• **What is expected**:
Retype all of the data that follows, line for line.
--------------------
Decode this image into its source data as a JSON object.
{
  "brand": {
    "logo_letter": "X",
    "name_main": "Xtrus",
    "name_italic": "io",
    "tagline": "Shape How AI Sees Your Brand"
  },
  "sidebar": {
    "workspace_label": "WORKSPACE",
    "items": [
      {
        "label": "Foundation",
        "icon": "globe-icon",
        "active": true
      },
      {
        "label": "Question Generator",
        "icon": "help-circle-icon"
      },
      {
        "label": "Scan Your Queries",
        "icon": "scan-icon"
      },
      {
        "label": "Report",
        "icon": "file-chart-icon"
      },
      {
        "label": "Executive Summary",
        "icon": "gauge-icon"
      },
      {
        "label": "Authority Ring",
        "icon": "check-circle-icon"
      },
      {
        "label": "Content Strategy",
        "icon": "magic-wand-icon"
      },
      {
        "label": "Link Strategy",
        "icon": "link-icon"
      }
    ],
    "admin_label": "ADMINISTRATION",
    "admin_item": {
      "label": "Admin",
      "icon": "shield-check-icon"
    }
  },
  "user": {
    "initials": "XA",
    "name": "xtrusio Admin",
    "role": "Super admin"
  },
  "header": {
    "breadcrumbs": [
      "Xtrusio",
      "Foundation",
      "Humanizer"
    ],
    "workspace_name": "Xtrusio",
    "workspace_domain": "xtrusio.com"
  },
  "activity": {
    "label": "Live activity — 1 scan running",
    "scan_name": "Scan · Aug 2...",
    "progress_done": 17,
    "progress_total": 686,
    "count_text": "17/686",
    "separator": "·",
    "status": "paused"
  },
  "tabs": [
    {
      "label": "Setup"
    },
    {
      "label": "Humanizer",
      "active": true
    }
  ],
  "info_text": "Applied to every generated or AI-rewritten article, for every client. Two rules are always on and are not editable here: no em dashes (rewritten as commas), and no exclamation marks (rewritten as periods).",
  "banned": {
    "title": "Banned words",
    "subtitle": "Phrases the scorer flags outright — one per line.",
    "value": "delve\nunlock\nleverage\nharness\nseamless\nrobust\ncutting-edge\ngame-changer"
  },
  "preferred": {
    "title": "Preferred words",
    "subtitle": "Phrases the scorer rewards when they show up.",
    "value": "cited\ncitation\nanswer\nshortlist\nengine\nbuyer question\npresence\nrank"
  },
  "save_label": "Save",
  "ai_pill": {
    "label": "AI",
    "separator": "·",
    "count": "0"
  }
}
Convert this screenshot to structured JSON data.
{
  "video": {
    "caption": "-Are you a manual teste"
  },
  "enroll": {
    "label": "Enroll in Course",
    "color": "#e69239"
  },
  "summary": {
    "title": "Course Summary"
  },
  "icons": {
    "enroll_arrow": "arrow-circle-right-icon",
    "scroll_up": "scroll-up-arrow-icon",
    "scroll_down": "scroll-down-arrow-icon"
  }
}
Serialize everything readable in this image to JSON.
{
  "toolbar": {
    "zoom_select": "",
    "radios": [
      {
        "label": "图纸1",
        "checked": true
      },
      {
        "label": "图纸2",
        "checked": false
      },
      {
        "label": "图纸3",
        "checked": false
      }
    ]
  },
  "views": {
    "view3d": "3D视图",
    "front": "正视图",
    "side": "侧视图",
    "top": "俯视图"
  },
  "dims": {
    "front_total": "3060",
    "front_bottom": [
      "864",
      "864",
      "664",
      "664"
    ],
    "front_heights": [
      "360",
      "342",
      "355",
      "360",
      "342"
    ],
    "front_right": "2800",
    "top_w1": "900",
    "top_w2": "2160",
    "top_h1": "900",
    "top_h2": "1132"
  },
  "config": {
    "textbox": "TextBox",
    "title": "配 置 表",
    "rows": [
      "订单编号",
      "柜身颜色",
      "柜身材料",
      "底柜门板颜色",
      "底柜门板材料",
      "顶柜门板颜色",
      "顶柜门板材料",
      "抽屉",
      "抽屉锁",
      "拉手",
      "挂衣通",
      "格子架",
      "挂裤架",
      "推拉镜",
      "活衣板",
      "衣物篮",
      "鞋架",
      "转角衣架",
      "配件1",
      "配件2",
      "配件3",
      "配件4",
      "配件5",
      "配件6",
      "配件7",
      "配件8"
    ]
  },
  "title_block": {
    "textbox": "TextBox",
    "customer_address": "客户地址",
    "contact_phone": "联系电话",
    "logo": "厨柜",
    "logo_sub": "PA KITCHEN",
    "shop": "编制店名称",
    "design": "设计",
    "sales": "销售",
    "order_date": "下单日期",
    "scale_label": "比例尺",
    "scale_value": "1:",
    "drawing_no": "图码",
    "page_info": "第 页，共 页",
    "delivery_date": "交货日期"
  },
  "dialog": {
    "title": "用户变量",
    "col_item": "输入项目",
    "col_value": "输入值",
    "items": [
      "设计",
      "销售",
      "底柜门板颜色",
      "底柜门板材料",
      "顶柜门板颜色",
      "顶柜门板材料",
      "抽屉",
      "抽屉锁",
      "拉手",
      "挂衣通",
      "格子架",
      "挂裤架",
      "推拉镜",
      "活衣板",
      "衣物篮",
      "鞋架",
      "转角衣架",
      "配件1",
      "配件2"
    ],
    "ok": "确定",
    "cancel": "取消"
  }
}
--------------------
• **Task solution**:
Decode this image into its source data as a JSON object.
{
  "brand": {
    "logo_letter": "X",
    "name_main": "Xtrus",
    "name_italic": "io",
    "tagline": "Shape How AI Sees Your Brand"
  },
  "sidebar": {
    "workspace_label": "WORKSPACE",
    "items": [
      {
        "label": "Foundation",
        "icon": "globe-icon",
        "active": true
      },
      {
        "label": "Question Generator",
        "icon": "help-circle-icon"
      },
      {
        "label": "Scan Your Queries",
        "icon": "scan-icon"
      },
      {
        "label": "Report",
        "icon": "file-chart-icon"
      },
      {
        "label": "Executive Summary",
        "icon": "gauge-icon"
      },
      {
        "label": "Authority Ring",
        "icon": "check-circle-icon"
      },
      {
        "label": "Content Strategy",
        "icon": "magic-wand-icon"
      },
      {
        "label": "Link Strategy",
        "icon": "link-icon"
      }
    ],
    "admin_label": "ADMINISTRATION",
    "admin_item": {
      "label": "Admin",
      "icon": "shield-check-icon"
    }
  },
  "user": {
    "initials": "XA",
    "name": "xtrusio Admin",
    "role": "Super admin"
  },
  "header": {
    "breadcrumbs": [
      "Xtrusio",
      "Foundation",
      "Humanizer"
    ],
    "workspace_name": "Xtrusio",
    "workspace_domain": "xtrusio.com"
  },
  "activity": {
    "label": "Live activity — 1 scan running",
    "scan_name": "Scan · Aug 2...",
    "progress_done": 17,
    "progress_total": 686,
    "count_text": "17/686",
    "separator": "·",
    "status": "paused"
  },
  "tabs": [
    {
      "label": "Setup"
    },
    {
      "label": "Humanizer",
      "active": true
    }
  ],
  "info_text": "Applied to every generated or AI-rewritten article, for every client. Two rules are always on and are not editable here: no em dashes (rewritten as commas), and no exclamation marks (rewritten as periods).",
  "banned": {
    "title": "Banned words",
    "subtitle": "Phrases the scorer flags outright — one per line.",
    "value": "delve\nunlock\nleverage\nharness\nseamless\nrobust\ncutting-edge\ngame-changer"
  },
  "preferred": {
    "title": "Preferred words",
    "subtitle": "Phrases the scorer rewards when they show up.",
    "value": "cited\ncitation\nanswer\nshortlist\nengine\nbuyer question\npresence\nrank"
  },
  "save_label": "Save",
  "ai_pill": {
    "label": "AI",
    "separator": "·",
    "count": "0"
  }
}
Convert this screenshot to structured JSON data.
{
  "video": {
    "caption": "-Are you a manual teste"
  },
  "enroll": {
    "label": "Enroll in Course",
    "color": "#e69239"
  },
  "summary": {
    "title": "Course Summary"
  },
  "icons": {
    "enroll_arrow": "arrow-circle-right-icon",
    "scroll_up": "scroll-up-arrow-icon",
    "scroll_down": "scroll-down-arrow-icon"
  }
}
Serialize everything readable in this image to JSON.
{
  "toolbar": {
    "zoom_select": "",
    "radios": [
      {
        "label": "图纸1",
        "checked": true
      },
      {
        "label": "图纸2",
        "checked": false
      },
      {
        "label": "图纸3",
        "checked": false
      }
    ]
  },
  "views": {
    "view3d": "3D视图",
    "front": "正视图",
    "side": "侧视图",
    "top": "俯视图"
  },
  "dims": {
    "front_total": "3060",
    "front_bottom": [
      "864",
      "864",
      "664",
      "664"
    ],
    "front_heights": [
      "360",
      "342",
      "355",
      "360",
      "342"
    ],
    "front_right": "2800",
    "top_w1": "900",
    "top_w2": "2160",
    "top_h1": "900",
    "top_h2": "1132"
  },
  "config": {
    "textbox": "TextBox",
    "title": "配 置 表",
    "rows": [
      "订单编号",
      "柜身颜色",
      "柜身材料",
      "底柜门板颜色",
      "底柜门板材料",
      "顶柜门板颜色",
      "顶柜门板材料",
      "抽屉",
      "抽屉锁",
      "拉手",
      "挂衣通",
      "格子架",
      "挂裤架",
      "推拉镜",
      "活衣板",
      "衣物篮",
      "鞋架",
      "转角衣架",
      "配件1",
      "配件2",
      "配件3",
      "配件4",
      "配件5",
      "配件6",
      "配件7",
      "配件8"
    ]
  },
  "title_block": {
    "textbox": "TextBox",
    "customer_address": "客户地址",
    "contact_phone": "联系电话",
    "logo": "厨柜",
    "logo_sub": "PA KITCHEN",
    "shop": "编制店名称",
    "design": "设计",
    "sales": "销售",
    "order_date": "下单日期",
    "scale_label": "比例尺",
    "scale_value": "1:",
    "drawing_no": "图码",
    "page_info": "第 页，共 页",
    "delivery_date": "交货日期"
  },
  "dialog": {
    "title": "用户变量",
    "col_item": "输入项目",
    "col_value": "输入值",
    "items": [
      "设计",
      "销售",
      "底柜门板颜色",
      "底柜门板材料",
      "顶柜门板颜色",
      "顶柜门板材料",
      "抽屉",
      "抽屉锁",
      "拉手",
      "挂衣通",
      "格子架",
      "挂裤架",
      "推拉镜",
      "活衣板",
      "衣物篮",
      "鞋架",
      "转角衣架",
      "配件1",
      "配件2"
    ],
    "ok": "确定",
    "cancel": "取消"
  }
}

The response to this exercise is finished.